- _YOUR ASSIGNMENT_
Every entry below should be printed exactly.

- _SOURCE MATERIAL_

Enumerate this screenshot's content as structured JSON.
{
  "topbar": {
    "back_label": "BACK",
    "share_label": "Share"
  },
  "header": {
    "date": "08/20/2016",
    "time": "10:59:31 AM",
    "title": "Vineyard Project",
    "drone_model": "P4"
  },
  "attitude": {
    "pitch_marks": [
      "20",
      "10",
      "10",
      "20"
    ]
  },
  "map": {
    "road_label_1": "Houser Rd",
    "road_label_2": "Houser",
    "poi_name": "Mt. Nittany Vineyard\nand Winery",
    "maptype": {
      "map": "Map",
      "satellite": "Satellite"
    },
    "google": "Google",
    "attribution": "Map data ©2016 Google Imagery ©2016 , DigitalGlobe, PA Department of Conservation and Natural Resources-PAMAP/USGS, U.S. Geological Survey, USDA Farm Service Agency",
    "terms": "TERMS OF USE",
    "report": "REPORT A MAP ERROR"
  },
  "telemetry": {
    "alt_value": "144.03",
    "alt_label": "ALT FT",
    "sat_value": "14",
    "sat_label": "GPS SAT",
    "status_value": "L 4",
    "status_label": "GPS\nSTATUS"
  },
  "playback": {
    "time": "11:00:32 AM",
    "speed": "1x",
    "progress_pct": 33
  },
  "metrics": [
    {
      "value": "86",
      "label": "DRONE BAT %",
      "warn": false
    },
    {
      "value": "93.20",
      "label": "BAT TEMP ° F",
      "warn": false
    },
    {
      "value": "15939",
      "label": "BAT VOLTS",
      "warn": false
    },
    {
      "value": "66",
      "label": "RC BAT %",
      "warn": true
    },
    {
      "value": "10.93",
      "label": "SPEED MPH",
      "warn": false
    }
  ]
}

- _SOLUTION BELOW_
Enumerate this screenshot's content as structured JSON.
{
  "topbar": {
    "back_label": "BACK",
    "share_label": "Share"
  },
  "header": {
    "date": "08/20/2016",
    "time": "10:59:31 AM",
    "title": "Vineyard Project",
    "drone_model": "P4"
  },
  "attitude": {
    "pitch_marks": [
      "20",
      "10",
      "10",
      "20"
    ]
  },
  "map": {
    "road_label_1": "Houser Rd",
    "road_label_2": "Houser",
    "poi_name": "Mt. Nittany Vineyard\nand Winery",
    "maptype": {
      "map": "Map",
      "satellite": "Satellite"
    },
    "google": "Google",
    "attribution": "Map data ©2016 Google Imagery ©2016 , DigitalGlobe, PA Department of Conservation and Natural Resources-PAMAP/USGS, U.S. Geological Survey, USDA Farm Service Agency",
    "terms": "TERMS OF USE",
    "report": "REPORT A MAP ERROR"
  },
  "telemetry": {
    "alt_value": "144.03",
    "alt_label": "ALT FT",
    "sat_value": "14",
    "sat_label": "GPS SAT",
    "status_value": "L 4",
    "status_label": "GPS\nSTATUS"
  },
  "playback": {
    "time": "11:00:32 AM",
    "speed": "1x",
    "progress_pct": 33
  },
  "metrics": [
    {
      "value": "86",
      "label": "DRONE BAT %",
      "warn": false
    },
    {
      "value": "93.20",
      "label": "BAT TEMP ° F",
      "warn": false
    },
    {
      "value": "15939",
      "label": "BAT VOLTS",
      "warn": false
    },
    {
      "value": "66",
      "label": "RC BAT %",
      "warn": true
    },
    {
      "value": "10.93",
      "label": "SPEED MPH",
      "warn": false
    }
  ]
}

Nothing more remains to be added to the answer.